## Data items

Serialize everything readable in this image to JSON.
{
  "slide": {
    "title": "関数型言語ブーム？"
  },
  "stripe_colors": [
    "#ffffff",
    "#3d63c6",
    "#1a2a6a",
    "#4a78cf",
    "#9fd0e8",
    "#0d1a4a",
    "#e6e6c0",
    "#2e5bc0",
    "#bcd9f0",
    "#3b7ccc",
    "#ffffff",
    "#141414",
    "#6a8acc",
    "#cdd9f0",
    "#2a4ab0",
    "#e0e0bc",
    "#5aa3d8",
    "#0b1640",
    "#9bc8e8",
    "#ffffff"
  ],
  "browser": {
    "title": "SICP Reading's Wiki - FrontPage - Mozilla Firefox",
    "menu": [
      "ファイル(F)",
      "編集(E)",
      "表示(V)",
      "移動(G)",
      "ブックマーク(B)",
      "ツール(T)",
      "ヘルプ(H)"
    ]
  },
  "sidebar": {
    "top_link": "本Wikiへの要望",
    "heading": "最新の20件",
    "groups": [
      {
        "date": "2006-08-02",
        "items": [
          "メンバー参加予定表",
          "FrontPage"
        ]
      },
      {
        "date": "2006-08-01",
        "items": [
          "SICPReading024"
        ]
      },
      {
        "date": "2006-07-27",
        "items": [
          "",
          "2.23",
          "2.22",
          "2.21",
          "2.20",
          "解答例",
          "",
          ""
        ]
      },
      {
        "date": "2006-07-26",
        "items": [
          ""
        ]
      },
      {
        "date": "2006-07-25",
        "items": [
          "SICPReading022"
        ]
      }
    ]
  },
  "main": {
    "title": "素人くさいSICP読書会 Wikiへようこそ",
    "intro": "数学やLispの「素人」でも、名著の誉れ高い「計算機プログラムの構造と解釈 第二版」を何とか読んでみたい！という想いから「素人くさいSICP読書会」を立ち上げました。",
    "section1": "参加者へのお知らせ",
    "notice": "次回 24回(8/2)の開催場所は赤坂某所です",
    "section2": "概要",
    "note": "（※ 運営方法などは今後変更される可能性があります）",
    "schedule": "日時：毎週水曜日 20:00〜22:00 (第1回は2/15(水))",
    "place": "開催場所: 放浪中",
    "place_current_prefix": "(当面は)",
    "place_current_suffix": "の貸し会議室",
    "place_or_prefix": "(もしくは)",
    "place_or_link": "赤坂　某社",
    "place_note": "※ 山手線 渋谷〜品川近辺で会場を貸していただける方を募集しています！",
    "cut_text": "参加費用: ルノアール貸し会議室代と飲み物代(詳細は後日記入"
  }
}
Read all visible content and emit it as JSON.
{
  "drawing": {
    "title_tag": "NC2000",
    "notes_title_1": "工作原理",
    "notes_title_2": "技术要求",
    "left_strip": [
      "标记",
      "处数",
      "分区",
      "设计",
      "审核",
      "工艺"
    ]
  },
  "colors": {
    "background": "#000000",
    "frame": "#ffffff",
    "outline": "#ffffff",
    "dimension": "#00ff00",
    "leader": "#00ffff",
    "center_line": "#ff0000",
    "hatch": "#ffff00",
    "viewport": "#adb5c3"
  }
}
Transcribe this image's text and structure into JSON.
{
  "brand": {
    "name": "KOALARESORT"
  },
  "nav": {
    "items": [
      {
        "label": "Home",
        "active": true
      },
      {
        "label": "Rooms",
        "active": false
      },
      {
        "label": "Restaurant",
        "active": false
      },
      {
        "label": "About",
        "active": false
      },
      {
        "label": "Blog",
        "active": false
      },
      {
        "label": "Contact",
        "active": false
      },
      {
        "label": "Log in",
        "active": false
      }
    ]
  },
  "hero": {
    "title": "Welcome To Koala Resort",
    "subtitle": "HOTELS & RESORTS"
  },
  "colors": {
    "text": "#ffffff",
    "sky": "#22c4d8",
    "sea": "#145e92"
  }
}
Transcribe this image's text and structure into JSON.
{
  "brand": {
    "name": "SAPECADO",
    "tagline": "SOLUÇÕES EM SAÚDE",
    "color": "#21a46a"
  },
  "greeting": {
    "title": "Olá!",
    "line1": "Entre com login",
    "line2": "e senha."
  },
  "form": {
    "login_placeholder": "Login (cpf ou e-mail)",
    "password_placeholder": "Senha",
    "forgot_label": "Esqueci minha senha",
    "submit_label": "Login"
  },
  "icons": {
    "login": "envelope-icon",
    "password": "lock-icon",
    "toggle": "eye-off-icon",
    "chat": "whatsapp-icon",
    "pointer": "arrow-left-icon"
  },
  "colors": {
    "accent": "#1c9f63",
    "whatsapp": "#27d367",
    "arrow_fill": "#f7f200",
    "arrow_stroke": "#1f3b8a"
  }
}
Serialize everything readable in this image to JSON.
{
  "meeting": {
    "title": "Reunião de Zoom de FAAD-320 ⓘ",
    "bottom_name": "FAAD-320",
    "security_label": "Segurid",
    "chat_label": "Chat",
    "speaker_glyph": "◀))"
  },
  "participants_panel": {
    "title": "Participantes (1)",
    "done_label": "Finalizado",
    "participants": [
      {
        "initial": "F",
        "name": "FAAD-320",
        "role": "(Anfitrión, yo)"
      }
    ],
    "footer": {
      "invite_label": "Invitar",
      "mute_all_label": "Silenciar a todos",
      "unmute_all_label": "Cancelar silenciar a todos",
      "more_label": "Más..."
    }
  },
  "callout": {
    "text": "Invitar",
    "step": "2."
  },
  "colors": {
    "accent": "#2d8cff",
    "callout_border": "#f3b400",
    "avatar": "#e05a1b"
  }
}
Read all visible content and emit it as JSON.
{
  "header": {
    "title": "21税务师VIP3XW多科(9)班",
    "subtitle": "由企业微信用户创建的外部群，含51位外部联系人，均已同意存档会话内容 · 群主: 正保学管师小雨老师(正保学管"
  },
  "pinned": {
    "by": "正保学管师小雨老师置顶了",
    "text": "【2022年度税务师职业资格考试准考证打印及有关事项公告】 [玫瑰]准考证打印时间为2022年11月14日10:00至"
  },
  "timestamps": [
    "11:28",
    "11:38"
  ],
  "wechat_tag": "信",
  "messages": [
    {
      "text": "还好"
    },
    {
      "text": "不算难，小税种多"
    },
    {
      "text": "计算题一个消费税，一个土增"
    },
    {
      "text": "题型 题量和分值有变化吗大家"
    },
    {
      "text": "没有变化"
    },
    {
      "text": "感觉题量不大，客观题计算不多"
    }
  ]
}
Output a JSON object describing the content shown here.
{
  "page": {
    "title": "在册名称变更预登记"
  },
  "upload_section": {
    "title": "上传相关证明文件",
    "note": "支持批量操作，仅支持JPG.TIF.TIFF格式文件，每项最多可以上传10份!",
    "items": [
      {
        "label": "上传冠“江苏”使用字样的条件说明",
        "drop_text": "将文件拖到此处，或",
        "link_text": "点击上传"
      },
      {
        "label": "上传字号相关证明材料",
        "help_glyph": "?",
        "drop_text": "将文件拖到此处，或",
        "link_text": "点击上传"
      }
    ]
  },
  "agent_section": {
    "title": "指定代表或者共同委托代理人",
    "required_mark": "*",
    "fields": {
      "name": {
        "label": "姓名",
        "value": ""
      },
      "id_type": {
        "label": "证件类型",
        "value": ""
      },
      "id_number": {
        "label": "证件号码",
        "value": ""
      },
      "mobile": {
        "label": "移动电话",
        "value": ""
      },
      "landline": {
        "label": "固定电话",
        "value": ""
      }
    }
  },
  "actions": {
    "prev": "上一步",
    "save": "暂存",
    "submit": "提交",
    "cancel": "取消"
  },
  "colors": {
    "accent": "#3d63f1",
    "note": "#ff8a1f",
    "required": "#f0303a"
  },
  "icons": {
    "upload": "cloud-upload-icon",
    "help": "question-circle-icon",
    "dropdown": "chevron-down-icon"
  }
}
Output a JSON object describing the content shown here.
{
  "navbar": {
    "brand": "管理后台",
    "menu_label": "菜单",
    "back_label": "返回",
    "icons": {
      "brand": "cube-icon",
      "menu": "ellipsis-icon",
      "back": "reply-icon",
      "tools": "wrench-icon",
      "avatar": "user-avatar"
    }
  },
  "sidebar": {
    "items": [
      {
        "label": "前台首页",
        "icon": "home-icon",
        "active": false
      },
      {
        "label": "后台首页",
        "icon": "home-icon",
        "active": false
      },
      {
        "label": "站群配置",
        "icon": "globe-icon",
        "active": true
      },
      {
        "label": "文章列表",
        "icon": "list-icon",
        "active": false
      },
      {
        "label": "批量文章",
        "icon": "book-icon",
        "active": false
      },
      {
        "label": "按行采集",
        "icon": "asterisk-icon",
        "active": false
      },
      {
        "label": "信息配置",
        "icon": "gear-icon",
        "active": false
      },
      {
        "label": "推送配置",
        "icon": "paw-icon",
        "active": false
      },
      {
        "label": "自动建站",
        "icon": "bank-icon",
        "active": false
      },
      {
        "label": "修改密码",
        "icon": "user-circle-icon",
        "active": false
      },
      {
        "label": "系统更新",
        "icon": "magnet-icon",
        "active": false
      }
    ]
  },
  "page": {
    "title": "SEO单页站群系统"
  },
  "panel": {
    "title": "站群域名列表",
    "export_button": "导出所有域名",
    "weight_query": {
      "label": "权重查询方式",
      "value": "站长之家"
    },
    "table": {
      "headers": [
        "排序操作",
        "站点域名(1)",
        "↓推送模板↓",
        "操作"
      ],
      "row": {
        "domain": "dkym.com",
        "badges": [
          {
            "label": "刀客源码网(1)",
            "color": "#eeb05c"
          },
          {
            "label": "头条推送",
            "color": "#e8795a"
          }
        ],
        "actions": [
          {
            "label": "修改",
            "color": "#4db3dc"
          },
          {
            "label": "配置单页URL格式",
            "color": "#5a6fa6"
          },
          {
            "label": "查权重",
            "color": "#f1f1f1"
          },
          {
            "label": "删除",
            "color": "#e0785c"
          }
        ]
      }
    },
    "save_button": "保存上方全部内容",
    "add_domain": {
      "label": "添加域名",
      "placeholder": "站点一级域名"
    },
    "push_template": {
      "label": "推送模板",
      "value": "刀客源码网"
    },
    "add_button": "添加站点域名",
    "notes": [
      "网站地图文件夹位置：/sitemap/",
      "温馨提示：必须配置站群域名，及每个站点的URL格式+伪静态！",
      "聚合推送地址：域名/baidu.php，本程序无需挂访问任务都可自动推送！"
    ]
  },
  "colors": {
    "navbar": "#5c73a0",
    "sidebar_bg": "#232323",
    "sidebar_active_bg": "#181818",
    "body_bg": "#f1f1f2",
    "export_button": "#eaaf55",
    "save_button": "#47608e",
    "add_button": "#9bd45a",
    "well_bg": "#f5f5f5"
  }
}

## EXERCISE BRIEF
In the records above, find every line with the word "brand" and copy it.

## ANSWER SECTION
  "brand": {
  "brand": {
    "brand": "管理后台",
      "brand": "cube-icon",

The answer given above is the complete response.